NBC10 Chief Meteorologist Glenn "Hurricane" Schwartz weighs in on the loss of former NBC10 weatherman Herb Clarke, who died Sunday at age 84 from complications of Alzheimer's.
I started watching Herb on Channel 10 back in the 1950s. He seemed to like what he did so much, that it helped inspire me into being a meteorologist. Forty years later, I had the honor of actually working right next to him on-air during a storm. It was one of the highlights of my life.
We interviewed Herb (and other early TV legends) as a part of The Philadelphia Area Weather Book. This is some of what I wrote:
“Since Herb was not a meteorologist, he used forecasts from the U.S. Weather Bureau, giving credit to the government forecasters and calling it the “official” forecast. This acknowledgment earned him the enduring respect of his competitors and other meteorologists in the area. His style could be described as folksy and reassuring. Viewers would not be frightened of impending stormy weather after hearing a calm, collected Herb deliver the forecast.”
“Herb’s television career in Philadelphia spanned five decades, he started with drawing on maps and closed using three-dimensional computer graphics. But, according to Herb, the main change is:’ Compared to what we’re getting now; there was time for a bit more togetherness with the audience. The viewer gets closer to the person doing the weather than anyone else on the news….we both care for the same reason.’ As evidence of this connection with viewers, Herb received between 40 and 60 letters a day. ‘I tried to answer them all’, he says. Herb retired from Philadelphia television weather forecasting on New Years’s Eve, 1997.”
Herb vividly remembered one of the biggest weather stories he ever covered, Hurricane Agnes in 1972. He was supposed to go to Harrisburg on the helicopter to relieve reporter Sid Brenner, but was called away at the last minute by the boss. He needed to write a special report for after the news. He then got a call from the police commissioner who was surprised to hear Herb’s voice. He had been told Herb died. The helicopter crashed, and Sid and three others did perish. Herb then paused for just a moment and went back to writing the special report, including the death of his co-workers. As usual, Herb stayed composed and professional throughout that ordeal.
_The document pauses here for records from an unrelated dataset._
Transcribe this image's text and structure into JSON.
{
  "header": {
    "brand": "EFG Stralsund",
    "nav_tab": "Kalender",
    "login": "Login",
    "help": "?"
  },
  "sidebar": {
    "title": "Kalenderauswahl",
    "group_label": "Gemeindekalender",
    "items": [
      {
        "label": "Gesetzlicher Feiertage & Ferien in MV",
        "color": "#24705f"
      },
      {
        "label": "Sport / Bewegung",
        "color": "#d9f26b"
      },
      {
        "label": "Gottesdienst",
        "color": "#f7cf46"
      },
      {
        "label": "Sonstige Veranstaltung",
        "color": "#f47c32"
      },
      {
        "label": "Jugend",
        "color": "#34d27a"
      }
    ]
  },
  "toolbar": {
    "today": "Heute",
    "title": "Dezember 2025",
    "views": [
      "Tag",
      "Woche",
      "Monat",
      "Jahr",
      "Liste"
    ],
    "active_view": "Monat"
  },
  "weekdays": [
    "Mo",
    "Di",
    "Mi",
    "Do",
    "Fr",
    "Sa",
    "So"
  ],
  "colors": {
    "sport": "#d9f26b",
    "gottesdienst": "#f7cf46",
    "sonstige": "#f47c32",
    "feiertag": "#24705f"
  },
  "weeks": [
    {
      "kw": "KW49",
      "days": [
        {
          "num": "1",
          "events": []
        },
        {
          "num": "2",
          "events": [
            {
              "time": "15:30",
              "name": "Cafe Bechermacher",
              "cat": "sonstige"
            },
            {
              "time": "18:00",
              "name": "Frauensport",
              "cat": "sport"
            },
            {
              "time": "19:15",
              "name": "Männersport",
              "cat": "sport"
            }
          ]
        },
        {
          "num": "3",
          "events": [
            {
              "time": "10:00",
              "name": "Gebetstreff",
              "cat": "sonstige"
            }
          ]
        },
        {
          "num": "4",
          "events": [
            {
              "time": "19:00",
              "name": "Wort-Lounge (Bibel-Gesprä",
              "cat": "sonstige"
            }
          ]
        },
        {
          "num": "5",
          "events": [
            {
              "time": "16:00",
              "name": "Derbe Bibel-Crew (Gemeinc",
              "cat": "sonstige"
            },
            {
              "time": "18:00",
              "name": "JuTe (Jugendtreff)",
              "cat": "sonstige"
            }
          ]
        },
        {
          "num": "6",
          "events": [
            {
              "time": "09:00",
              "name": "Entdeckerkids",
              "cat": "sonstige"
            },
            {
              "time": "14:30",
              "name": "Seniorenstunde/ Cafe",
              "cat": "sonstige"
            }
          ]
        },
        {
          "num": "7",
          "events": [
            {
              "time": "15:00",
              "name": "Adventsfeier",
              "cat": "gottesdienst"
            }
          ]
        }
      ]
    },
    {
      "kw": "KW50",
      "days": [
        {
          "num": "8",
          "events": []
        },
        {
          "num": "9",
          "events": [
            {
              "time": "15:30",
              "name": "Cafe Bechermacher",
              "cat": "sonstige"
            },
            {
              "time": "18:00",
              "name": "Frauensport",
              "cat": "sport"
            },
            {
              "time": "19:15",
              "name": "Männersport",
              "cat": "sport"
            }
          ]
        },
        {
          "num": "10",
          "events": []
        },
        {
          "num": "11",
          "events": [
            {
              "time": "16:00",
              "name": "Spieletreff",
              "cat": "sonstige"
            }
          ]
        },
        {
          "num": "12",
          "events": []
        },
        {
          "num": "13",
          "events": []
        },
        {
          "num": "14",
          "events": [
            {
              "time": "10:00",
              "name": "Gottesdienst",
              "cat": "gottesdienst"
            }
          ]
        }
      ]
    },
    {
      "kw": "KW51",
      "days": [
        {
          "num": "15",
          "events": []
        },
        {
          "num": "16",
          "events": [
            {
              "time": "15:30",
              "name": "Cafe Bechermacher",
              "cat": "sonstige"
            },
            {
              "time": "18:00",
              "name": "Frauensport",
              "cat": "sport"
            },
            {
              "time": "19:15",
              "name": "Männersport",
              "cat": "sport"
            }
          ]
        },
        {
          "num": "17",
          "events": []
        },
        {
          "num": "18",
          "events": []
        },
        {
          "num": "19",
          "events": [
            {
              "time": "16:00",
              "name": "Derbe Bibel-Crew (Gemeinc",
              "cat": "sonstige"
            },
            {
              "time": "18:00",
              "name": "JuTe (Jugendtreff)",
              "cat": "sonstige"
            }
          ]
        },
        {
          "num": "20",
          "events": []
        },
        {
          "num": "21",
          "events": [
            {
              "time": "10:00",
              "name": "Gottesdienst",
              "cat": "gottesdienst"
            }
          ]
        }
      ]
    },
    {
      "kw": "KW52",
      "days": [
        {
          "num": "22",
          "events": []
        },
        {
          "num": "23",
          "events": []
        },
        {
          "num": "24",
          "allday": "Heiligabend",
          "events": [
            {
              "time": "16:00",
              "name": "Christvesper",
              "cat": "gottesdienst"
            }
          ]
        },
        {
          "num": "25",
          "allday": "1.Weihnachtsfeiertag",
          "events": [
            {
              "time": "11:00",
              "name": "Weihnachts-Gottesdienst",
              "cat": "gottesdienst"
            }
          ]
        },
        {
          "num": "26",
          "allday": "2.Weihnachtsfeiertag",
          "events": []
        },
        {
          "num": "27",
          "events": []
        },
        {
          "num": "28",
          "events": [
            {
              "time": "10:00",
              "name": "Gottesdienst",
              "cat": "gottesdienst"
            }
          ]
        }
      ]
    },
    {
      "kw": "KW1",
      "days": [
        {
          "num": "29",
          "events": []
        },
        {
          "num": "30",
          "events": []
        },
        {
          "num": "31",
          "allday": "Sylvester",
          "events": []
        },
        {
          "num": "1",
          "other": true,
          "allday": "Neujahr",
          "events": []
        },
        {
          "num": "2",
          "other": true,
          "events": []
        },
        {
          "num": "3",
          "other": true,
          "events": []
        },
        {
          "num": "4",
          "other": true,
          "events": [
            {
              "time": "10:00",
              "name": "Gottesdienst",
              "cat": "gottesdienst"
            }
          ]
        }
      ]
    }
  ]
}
Herb had many friends here at NBC10. Many have retired, but some are still here. He was a part of our family for 40 years. Herb and his wonderful smile will be missed.